How do you stop lions eating livestock, and people from killing lions in retaliation?  How do you improve the relationship between people and one of the worlds biggest carnivores? These are the challenges that have faced lion researcher Alayne Oriol-Cotterill, Lion Landscapes together with collaborators Ewaso Lions and University of California.

 Photo: Ewaso Lions

Photo: Ewaso Lions

New high-tech collars allow Alayne and her team to collect movement and activity data from lions who live in Kenya outside of protected areas, sharing the landscape with people and livestock. Lions are nocturnal and very elusive, particularly in areas where they are in conflict with people, and so without this technology very little is known about this uneasy coexistence.

To help communicate this normally 'invisible' story we have created a proof-of-concept web-tool that uses a month's worth of historic data on three pride movements.  At this stage the tool shows historic pride movements and kill information but it could be developed to reveal real-time aspects of the lions lives, sending particular interesting information as text alerts.  Note that the tool has not been designed for viewing on smartphones yet, and no design work has been done to make this acceptable for public viewing - that will be for the next stage!
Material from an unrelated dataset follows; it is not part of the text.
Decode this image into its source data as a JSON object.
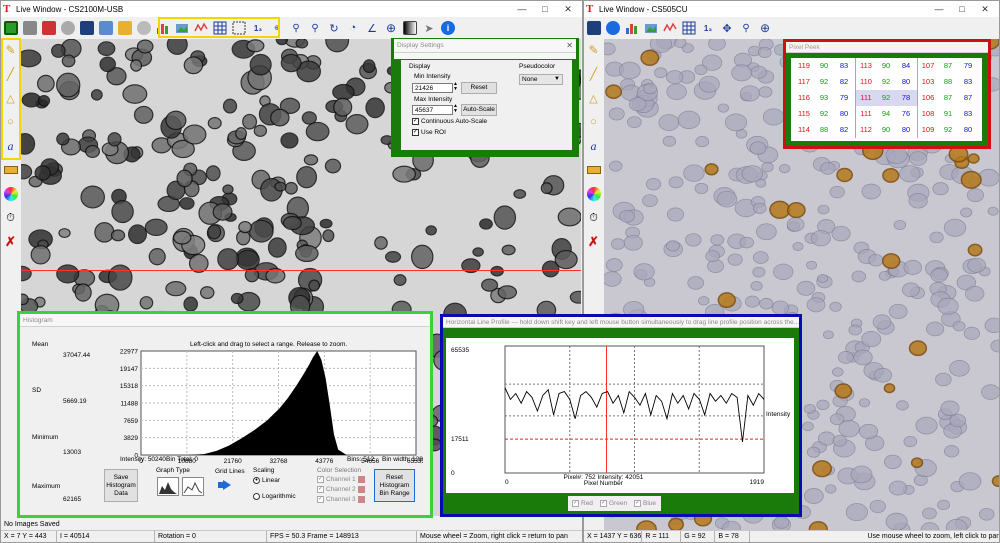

Understanding more about these collared ambassadors, informs conservation efforts and fosters greater tolerance amongst those that share their land with lions.
— Alayne Oriol-Cotterill

The first application for the tool would be as part of a livestock protection system; lion friendly livestock owners could easily track the location of their local lion prides, and plan the movements of their livestock herds to avoid them.  Alerts could be sent whenever a lion moves close to livestock, makes a kill, meets up with another collared lion, or other potentially useful information.

 Alayne Oriol-Cotterill and family, Laikipia, Kenya

Alayne Oriol-Cotterill and family, Laikipia, Kenya

This tool could also be used as part of an adoption or education program; people and schools who adopt a lion could receive regular alerts, as well as watch their lion's movements on the map and learn about the challenges their lion faces in the wild. Understanding more about these collared ambassadors, informs conservation efforts and fosters greater tolerance amongst those that share their land with lions.

Alayne is now seeking funding to develop the tool to use real-time data for livestock protection.  That working tool could then be further developed to provide the core of an engaging adoption / education program.

See more here about the lion conservation work of Alayne and her partners.